Self-driving vehicles are the flashy technology in robotics right now. But the cars you see Google and Uber testing on California roads are only one application for self-driving technology.
So far, small self-guided vehicles have had far more impact on commerce as they deftly navigate the structured and semi-structured environments of factories and warehouses, spaces that offer less randomness than the open road.
Materials handling, in particular, has been ripe for automation via self-guided vehicles, in large part because its such a dangerous sector for human workers. Self-guided robots equipped with lidar, cameras and a bevy of other sensors can safely and quickly navigate loading docks and factory floors while avoiding collisions with workers.
The global market for these vehicles will reach $2.8 billion by 2022.
Back on the roads, self-driving vehicles are showing lots of promise, but the biggest early impact will likely come from semi-autonomous trucks.

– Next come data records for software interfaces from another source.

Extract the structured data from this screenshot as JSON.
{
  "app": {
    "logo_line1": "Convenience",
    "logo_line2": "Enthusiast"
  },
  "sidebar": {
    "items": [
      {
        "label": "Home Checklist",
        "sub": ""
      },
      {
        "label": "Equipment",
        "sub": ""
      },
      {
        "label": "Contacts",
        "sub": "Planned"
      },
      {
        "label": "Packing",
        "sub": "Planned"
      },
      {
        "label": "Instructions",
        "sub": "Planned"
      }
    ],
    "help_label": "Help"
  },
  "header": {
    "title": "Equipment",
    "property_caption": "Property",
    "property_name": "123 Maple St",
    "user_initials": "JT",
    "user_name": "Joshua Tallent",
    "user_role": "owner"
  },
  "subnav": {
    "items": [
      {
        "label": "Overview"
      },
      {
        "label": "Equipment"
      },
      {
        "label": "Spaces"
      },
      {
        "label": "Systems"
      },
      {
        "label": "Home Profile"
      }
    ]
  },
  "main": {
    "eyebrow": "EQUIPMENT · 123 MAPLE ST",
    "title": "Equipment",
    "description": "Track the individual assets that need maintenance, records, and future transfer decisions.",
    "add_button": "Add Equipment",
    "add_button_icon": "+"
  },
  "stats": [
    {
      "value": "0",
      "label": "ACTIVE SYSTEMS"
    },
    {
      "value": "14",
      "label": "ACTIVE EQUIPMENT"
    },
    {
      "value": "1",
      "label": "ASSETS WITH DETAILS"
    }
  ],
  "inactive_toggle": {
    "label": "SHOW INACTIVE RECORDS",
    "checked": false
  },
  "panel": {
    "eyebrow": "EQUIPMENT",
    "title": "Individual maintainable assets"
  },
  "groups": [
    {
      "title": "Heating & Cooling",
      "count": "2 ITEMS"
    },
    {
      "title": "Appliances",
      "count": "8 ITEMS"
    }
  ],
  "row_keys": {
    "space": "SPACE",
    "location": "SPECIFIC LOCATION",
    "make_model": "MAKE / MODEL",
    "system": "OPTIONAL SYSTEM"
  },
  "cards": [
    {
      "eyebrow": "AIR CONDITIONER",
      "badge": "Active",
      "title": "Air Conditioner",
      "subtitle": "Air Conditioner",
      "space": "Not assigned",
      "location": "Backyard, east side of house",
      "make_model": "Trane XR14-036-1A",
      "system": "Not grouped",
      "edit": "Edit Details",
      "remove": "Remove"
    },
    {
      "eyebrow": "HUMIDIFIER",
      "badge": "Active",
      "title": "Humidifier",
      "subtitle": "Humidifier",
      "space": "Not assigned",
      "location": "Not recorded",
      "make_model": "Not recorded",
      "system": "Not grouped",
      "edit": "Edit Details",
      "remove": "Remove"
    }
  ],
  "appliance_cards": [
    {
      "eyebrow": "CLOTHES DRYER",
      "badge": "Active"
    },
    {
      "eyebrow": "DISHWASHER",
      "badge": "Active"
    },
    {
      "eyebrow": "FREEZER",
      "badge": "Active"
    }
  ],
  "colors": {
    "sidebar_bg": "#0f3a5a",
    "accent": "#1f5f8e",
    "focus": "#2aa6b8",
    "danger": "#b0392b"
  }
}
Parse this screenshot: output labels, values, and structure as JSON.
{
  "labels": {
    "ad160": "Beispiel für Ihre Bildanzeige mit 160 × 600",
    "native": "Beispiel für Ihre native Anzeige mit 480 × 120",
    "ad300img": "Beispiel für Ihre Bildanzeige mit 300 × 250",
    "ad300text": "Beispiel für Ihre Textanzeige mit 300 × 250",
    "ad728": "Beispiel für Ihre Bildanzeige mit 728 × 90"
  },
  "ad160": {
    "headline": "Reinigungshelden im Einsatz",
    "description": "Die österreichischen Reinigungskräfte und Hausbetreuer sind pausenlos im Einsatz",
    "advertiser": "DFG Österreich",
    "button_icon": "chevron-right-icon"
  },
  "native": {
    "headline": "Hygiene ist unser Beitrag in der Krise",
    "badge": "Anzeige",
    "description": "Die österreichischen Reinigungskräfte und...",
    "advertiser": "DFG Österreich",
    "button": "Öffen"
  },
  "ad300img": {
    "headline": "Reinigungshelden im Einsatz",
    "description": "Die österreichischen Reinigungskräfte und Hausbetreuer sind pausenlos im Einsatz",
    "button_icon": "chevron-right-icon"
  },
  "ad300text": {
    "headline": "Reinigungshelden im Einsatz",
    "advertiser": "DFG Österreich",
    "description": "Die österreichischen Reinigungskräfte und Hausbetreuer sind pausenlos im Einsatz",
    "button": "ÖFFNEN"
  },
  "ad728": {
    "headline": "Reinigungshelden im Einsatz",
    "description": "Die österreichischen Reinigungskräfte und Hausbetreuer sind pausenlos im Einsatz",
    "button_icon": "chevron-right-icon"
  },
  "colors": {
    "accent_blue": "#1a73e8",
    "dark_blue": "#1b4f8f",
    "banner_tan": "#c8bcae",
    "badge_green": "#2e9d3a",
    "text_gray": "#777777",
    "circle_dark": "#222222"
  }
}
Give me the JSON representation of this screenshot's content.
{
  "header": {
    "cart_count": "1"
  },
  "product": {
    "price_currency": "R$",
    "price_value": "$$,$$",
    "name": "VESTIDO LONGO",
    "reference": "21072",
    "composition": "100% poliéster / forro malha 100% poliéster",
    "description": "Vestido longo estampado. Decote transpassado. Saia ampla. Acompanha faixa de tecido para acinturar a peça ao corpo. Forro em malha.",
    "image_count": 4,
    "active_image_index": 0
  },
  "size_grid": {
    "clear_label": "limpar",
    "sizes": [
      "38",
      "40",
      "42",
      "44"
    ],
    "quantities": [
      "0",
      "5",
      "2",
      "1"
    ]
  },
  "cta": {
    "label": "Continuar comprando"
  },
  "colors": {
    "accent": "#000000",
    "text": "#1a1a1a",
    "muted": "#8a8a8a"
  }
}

The idea is that long haul truckers will be able to put their rigs on autopilot while on highways, where they spend most of the time and then switch back to operator mode on busy city streets.
In 2016, Otto, which Uber has since acquired for $680 million, orchestrated the first commercial delivery by a self-guided big rig.